If you are thinking about starting capoeira but you’d like to know what’s really in it for you beyond the hype, read on to discover what you can expect in terms of fitness and health, and we are not talking just in physical terms. Indeed, the objective of the game of capoeira is not the defeat of the adversary but the display of the players’ skills in a physical dialogue, in that it requires skills beyond strength. Capoeira is more than exercise for fitness, it is a form of performance art that through moves and countermoves displays and shares personal skills as means of self-expression.
Capoeira as all martial arts demands commitment and dedication to master, in exchange it provides great overall physical form, community fostering and cultural enrichment.
As regards the fitness benefits, the main muscle groups involved in capoeira are:
- Abdominals (front and lateral): powering all the kicks
- Upper body (triceps, biceps, trapezius): supporting all the handstands and floor movements
- Lower body (quadriceps, hamstring, gluteus): no other physical activity relies on these muscle groups as much as capoeira, because its basic movements and in-betweens are all based on the “squat” position (yes ladies this help to keep side B nicely toned and uptown).

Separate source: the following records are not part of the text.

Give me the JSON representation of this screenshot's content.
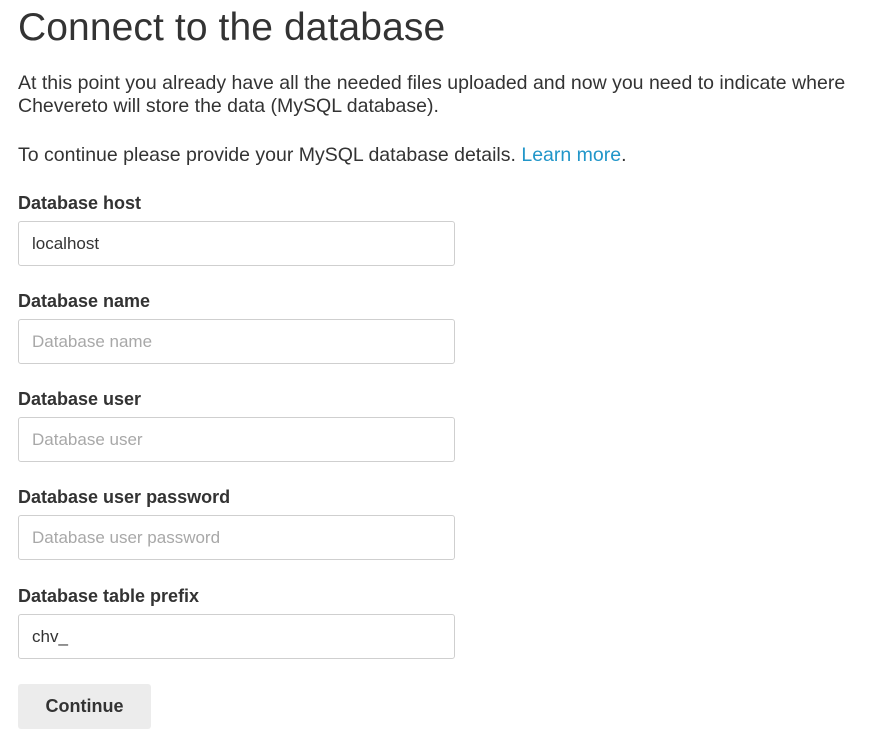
{
  "page": {
    "title": "Connect to the database",
    "intro": "At this point you already have all the needed files uploaded and now you need to indicate where Chevereto will store the data (MySQL database).",
    "continue_prefix": "To continue please provide your MySQL database details.",
    "learn_more_link": "Learn more",
    "continue_suffix": "."
  },
  "form": {
    "host": {
      "label": "Database host",
      "value": "localhost",
      "placeholder": ""
    },
    "name": {
      "label": "Database name",
      "value": "",
      "placeholder": "Database name"
    },
    "user": {
      "label": "Database user",
      "value": "",
      "placeholder": "Database user"
    },
    "password": {
      "label": "Database user password",
      "value": "",
      "placeholder": "Database user password"
    },
    "prefix": {
      "label": "Database table prefix",
      "value": "chv_",
      "placeholder": ""
    },
    "submit_label": "Continue"
  },
  "colors": {
    "text": "#333333",
    "link": "#2196c9",
    "placeholder": "#a8a8a8",
    "input_border": "#cfcfcf",
    "button_bg": "#ececec"
  }
}
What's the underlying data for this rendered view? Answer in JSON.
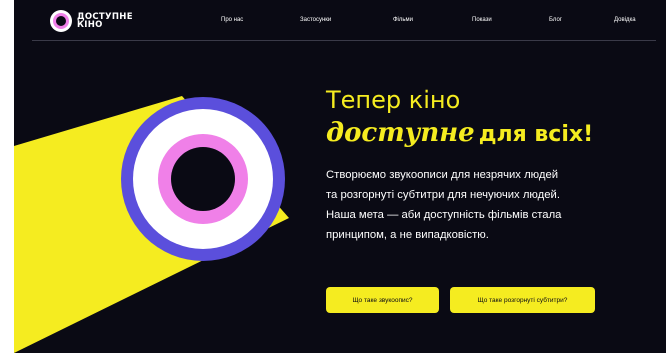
{
  "logo": {
    "line1": "ДОСТУПНЕ",
    "line2": "КІНО"
  },
  "nav": {
    "items": [
      {
        "label": "Про нас"
      },
      {
        "label": "Застосунки"
      },
      {
        "label": "Фільми"
      },
      {
        "label": "Покази"
      },
      {
        "label": "Блог"
      },
      {
        "label": "Довідка"
      }
    ]
  },
  "hero": {
    "headline_line1": "Тепер кіно",
    "headline_accent": "доступне",
    "headline_rest": "для всіх!",
    "description_lines": [
      "Створюємо звукоописи для незрячих людей",
      "та розгорнуті субтитри для нечуючих людей.",
      "Наша мета — аби доступність фільмів стала",
      "принципом, а не випадковістю."
    ],
    "button_primary": "Що таке звукоопис?",
    "button_secondary": "Що таке розгорнуті субтитри?"
  },
  "colors": {
    "background": "#0a0a14",
    "accent_yellow": "#f5ec20",
    "ring_blue": "#5b4fdc",
    "ring_pink": "#f080e8",
    "white": "#ffffff"
  }
}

After the first class you might feel like the the soreness is leading you to discover new muscles in your body, but it is a temporary state, within a week of training all you will feel after class is the exhilarating endorphins rush.
The benefits of capoeira are not just limited to muscle tone and strength:
- Balance: to master body control for complex and instant movements.
- Flexibility: to stretch long muscles and strengthen the small ones in order to maintain and increase the range of movement. required by the movements.
- Cardiovascular endurance: to power up efficiently short but frequent and intense periods of play.
- Muscular endurance: to sustain repeated contractions and apply force to a sequence of different moves.
- Agility: to continuously change the movements direction, there are no katas here, every game is improvised.
- Speed: to outperform your adversary.
- Coordination: to respond with movements involving arms, the trunk of the body and legs, all at once.
- Rhythm: the game is led by music and singing and the pace and form of the game must match the music’s rhythm.
And for those who like to keep track of things: one hour of capoeira burns about 500 calories.
Beyond training, the jogo itself, that is the game palyed in the roda (the circle that is formed by all the capoeiristas to play and sing) has several distinctive benefits for the mind:
- focus, to concentrate on the adversary’s challenges
- reflexes, to be ready and swift in countermoves and defense
- creative thinking to be adaptive to different game strategies and tactics
- audacity, given by the improving ability to perform acrobatic movements
Everyone can practice capoeira according to their ability and inclination. Capoeira is not advised for people who suffer: substantial heart condition, those with spinal cord and knee ligaments problems can practice under doctor supervision.